People who lie to defend themselves generally aren’t being malicious about it, unless there was maliciousness in the original activity. If there was, to call them on it makes you a whistle-blower. If there wasn’t, calling them on it just makes you a dick.
If the person lied in order to keep something from you which could result in your harm, you have every right to gather all the evidence you need, call them on their lie, and then expect compensation of some sort. Granted, the compensation may be nothing more than an apology (nice, cheap words), and it may involve paying you several thousand dollars for damages rendered. No Internet blog can tell you too much about the specifics of your situation.
Now, as for people who pursue goals which run contrary to your own- that’s great! One of the first things you need to understand when you work with people is that everyone wants different things. And while in some cases these alterior motives can be irritating, they exist for two very important purposes:
a. To test the importance of what you’re doing.
If your goals are ridiculous and your plans are feeble, you will most likely fail. It’s not the fault of someone else’s goals. It’s your own fault for foolish goal selection and ineffective goal execution. Don’t take this the wrong way- after all, failing often teaches you important lessons about what you need to get stronger at, or actions you need to avoid later on.
The good news is, if your goals are powerful in your mind, and your plans are well thought out and executed with a steady intention, you have every reason to succeed in whatever you wish to achieve. Aspies can move mountains, you know. And if you watch certain films made in the 90s, villagers can turn hills into mountains.
b. To enhance and even accelerate your goals.
You may be of the mindset that one person’s success must necessarily equal another’s failure. This is absolute falacy! Usually, when you add value to someone else, they add value to you, as well. Just keep in mind that most people are perfectly willing to accept more value than they’re willing to provide in return.
If you get a sense that someone wants you to give way more than they’re willing to reward you with, you need to ask yourself if this is a temporary situation for you. If you’ll still be doing this in five years, you need to renegotiate, and push for what you really want and need. If you bring something great to the table, it’s worth fighting for.
Just keep in mind that there’s a difference between competition and creation. When you create something in concert with someone else, it isn’t about ego. It’s not about who did more. When you work with people, you can combine your skills into being more than any individual operating outside of the group could have produced on their own. It’s about how the ideas of the various group members help to encourage everyone else’s ideas.
Imagine that someone else’s completely different idea actually pointed out flaws in your own original concept. While your ego would rush to defend itself, would that help anything? Of course not. Isn’t it better to see the flaws you put down on paper, before you put them up for the world to shoot down? A lot of very expensive failures could’ve been avoided in the past, had more people been willing to entertain and work with the goals of others, instead of simply trying to jam their ideas down the world’s collective throat.
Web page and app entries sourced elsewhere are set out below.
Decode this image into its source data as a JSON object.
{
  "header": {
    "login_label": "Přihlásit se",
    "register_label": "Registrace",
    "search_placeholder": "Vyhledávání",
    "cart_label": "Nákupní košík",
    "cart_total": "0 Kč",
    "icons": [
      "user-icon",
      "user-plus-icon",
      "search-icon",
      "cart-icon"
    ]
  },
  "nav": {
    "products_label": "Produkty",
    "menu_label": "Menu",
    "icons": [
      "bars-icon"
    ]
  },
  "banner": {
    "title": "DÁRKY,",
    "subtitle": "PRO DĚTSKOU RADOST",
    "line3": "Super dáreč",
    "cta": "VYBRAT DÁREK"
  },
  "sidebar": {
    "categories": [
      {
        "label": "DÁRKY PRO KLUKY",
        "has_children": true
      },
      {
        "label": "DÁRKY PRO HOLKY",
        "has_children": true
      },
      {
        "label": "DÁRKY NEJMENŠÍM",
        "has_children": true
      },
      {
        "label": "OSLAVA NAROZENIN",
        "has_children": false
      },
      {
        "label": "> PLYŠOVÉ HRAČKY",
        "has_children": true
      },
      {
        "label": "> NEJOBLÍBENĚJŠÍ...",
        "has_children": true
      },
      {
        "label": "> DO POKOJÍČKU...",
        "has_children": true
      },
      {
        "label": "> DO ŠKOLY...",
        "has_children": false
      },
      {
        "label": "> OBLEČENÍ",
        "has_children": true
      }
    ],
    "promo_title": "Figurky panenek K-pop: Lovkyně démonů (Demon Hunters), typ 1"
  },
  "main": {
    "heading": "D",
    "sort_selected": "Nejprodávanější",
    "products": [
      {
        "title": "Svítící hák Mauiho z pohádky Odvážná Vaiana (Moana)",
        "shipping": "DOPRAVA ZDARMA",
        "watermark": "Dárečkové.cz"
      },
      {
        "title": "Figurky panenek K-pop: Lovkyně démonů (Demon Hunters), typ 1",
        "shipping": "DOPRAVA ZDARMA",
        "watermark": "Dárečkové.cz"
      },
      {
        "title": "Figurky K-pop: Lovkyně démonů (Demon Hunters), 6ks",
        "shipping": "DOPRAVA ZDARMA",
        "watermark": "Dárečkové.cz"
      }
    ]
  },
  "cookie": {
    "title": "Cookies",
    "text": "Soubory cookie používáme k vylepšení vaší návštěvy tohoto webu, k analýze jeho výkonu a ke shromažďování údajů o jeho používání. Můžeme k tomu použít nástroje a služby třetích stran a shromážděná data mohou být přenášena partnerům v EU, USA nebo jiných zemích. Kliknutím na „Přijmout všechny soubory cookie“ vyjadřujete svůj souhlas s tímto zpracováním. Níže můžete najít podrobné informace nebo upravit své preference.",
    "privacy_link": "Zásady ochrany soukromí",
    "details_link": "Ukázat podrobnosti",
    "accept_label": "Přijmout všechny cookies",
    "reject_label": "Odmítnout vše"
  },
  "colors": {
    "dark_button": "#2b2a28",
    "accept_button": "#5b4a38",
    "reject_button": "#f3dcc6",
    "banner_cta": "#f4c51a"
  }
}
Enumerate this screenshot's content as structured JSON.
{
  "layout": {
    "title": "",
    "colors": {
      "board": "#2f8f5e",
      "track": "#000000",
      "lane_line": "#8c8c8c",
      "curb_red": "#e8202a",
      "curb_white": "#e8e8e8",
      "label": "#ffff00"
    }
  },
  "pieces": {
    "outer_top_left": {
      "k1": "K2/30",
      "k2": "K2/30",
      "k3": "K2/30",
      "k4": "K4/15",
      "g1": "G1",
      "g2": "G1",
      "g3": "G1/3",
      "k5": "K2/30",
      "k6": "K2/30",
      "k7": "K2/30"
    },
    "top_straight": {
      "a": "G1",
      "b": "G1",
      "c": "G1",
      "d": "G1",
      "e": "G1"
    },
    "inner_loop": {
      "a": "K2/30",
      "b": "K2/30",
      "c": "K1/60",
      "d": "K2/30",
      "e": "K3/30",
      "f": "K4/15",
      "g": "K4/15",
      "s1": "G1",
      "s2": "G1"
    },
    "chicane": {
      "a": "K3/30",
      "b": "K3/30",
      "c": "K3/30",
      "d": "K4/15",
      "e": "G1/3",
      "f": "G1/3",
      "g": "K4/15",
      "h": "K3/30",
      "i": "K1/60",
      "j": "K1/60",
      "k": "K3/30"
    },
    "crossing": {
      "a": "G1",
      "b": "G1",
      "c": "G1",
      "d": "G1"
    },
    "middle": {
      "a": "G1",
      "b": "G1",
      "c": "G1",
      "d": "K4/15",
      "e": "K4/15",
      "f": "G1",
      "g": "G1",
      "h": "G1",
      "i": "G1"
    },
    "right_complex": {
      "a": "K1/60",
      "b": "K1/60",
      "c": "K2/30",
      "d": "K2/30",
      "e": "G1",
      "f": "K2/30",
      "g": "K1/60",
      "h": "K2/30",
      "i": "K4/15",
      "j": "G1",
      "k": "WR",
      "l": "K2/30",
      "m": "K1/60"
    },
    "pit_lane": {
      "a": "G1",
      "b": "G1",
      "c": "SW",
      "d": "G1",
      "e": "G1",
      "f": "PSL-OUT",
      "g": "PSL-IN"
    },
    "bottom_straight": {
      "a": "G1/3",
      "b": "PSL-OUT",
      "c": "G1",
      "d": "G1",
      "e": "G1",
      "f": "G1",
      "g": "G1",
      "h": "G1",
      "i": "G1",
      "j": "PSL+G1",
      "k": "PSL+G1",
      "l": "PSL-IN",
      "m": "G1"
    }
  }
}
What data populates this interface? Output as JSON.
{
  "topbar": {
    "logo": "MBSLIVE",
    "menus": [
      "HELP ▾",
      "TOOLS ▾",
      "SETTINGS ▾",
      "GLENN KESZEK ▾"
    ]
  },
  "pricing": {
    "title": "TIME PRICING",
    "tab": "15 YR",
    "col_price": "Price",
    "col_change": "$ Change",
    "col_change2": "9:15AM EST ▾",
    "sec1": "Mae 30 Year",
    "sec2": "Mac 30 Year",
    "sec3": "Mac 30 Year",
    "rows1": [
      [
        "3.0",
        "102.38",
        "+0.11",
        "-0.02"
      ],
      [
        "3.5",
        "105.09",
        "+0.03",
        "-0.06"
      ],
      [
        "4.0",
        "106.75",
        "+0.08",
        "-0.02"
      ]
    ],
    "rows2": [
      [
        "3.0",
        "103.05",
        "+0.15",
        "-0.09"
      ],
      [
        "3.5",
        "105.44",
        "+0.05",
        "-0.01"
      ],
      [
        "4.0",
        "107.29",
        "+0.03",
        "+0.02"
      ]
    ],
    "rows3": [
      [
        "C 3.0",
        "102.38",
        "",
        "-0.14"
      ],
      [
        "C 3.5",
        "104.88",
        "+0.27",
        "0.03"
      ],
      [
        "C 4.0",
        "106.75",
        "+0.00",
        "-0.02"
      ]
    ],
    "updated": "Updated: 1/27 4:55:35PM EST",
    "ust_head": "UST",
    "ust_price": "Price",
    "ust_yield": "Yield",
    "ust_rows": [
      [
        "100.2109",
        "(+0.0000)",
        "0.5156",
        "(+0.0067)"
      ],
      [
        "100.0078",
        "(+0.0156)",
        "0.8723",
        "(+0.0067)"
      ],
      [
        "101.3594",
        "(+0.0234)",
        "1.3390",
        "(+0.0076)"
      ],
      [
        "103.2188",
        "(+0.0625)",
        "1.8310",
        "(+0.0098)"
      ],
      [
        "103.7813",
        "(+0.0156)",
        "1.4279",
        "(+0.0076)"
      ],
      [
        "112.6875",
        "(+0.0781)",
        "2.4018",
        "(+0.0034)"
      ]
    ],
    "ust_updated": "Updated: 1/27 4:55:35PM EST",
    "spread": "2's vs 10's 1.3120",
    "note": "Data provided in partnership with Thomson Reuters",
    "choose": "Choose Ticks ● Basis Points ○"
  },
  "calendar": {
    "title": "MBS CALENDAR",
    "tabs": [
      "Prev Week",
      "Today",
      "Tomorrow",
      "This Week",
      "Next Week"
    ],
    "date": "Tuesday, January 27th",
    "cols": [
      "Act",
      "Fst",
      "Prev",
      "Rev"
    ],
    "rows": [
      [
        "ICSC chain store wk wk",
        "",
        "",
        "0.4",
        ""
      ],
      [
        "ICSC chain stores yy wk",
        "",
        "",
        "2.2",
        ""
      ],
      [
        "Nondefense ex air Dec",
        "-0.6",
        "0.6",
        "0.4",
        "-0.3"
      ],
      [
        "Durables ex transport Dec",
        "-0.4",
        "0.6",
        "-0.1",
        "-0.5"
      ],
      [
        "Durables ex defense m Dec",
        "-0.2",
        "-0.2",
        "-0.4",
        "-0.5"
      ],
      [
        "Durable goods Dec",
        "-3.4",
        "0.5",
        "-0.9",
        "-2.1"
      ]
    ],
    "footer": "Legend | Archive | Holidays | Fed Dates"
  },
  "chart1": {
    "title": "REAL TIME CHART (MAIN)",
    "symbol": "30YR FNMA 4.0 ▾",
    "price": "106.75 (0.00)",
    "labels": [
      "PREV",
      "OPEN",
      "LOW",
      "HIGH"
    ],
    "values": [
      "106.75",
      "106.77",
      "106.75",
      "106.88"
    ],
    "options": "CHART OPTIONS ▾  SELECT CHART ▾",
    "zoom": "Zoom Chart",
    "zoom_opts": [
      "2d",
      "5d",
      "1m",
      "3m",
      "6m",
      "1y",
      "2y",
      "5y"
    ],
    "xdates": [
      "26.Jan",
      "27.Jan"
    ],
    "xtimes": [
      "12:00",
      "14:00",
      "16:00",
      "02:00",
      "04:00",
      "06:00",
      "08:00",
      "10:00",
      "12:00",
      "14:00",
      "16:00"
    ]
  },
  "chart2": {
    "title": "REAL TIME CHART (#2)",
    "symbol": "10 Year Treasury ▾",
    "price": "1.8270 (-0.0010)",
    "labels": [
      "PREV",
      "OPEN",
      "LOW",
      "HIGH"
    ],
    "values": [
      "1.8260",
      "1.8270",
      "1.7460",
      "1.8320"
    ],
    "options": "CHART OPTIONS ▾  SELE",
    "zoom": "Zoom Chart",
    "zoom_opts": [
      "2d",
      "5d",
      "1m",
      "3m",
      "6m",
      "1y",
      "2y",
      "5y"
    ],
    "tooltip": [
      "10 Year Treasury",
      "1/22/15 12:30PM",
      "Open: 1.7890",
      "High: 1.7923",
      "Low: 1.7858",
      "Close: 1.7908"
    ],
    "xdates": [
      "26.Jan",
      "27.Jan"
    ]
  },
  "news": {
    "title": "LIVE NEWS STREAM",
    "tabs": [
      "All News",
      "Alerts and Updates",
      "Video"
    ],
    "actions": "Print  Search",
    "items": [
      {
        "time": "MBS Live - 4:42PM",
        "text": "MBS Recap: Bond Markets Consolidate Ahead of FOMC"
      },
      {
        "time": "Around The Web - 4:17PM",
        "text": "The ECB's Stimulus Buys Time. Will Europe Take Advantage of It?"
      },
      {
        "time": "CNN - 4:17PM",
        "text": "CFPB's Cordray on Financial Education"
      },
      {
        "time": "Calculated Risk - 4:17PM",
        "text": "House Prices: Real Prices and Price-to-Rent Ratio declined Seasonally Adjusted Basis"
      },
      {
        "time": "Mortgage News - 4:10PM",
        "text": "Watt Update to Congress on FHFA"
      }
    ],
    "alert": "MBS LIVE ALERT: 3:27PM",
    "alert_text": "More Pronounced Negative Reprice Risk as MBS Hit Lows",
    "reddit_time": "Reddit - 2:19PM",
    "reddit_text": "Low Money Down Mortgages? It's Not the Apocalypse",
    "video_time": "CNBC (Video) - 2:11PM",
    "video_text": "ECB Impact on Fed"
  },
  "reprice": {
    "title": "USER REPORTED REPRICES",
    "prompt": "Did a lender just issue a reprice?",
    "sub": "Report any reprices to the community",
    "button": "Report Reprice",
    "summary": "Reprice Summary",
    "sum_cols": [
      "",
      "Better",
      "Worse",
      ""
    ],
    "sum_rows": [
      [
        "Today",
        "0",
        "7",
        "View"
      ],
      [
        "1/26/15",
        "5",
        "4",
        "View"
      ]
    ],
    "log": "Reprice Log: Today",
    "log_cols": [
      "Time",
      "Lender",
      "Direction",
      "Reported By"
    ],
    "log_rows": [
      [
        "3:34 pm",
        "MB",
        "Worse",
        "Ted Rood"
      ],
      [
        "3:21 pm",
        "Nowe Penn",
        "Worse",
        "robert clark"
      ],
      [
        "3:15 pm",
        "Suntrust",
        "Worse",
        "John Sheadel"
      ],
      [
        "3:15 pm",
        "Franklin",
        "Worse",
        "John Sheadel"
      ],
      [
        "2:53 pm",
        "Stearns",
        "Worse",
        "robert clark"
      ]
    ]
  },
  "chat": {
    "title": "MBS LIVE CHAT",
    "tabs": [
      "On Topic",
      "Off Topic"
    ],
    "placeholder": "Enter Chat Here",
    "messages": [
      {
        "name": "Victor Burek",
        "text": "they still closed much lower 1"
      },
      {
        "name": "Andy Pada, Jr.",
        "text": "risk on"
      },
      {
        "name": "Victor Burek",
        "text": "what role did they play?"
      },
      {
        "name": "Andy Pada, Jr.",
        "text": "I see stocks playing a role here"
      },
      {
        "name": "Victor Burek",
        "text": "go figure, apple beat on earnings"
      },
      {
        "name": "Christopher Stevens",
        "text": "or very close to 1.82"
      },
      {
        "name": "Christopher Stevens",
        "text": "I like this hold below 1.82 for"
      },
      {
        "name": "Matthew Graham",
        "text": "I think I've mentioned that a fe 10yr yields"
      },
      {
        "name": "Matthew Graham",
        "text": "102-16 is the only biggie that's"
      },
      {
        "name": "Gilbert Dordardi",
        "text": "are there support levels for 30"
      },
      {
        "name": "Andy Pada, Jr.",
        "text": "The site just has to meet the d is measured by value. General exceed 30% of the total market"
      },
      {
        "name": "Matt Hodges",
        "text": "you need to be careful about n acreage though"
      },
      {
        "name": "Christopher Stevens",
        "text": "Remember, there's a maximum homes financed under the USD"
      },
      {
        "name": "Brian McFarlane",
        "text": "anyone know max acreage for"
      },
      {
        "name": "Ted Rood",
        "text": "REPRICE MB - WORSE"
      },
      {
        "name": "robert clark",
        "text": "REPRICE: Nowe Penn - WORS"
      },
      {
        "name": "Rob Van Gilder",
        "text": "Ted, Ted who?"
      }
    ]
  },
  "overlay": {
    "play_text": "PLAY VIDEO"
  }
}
This may turn into a series of different articles on various ways that Aspies can work with people, and generally function more effectively in this neurotypical-dominated world.